On Wednesday, in a heated parliamentary debate on the economic slowdown affecting jobs, opposition parties said million of people had lost their jobs and the country faced a “economic emergency”.
In her reply, Finance Minister Nirmala Sitharaman said the economy faced a slowdown but no “recession” and cited several government measures to support economic growth.
On Thursday, she sought parliament’s approval to spend $2.7 billion in addition to a budgeted 27.86 trillion rupees ($388 billion) in the 2019/20 fiscal year.
Economists said with persistently tight domestic credit and weak corporate profits, India’s recovery could be delayed and the pick-up would remain below potential.

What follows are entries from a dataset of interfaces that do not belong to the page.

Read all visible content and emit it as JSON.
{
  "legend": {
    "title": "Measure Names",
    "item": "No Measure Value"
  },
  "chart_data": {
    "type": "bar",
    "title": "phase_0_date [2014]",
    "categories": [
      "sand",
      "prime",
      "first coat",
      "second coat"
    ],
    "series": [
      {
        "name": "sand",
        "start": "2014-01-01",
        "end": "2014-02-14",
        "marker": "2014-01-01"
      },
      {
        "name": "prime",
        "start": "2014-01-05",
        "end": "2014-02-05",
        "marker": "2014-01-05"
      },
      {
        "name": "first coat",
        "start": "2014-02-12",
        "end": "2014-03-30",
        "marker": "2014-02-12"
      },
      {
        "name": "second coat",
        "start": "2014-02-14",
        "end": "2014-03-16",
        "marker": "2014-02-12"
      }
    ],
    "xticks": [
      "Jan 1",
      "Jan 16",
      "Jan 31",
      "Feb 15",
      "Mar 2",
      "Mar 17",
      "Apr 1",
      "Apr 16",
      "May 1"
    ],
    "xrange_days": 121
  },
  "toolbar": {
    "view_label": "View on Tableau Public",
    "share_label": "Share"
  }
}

India needs to grow at around 8 percent to create enough jobs for its millions of young people joining the labor force each year.
The unemployment rate in October rose to 8.5 percent, its highest since August 2016, according to the Centre for Monitoring Indian Economy (CMIE), though the government estimates that urban unemployment declined.
Some economists, however, said economic growth could pick up in the second half of the current fiscal year, after the government took steps to support real estate and non-bank finance companies.
“The economic slowdown has bottomed out in the September quarter,” said N.R. Bhanumurthy, an economist at the National Institute of Public Finance and Policy, a Delhi-based government think tank.
“With easing of credit and pick up in festival demand, economic growth is expected to pick up from October onward.”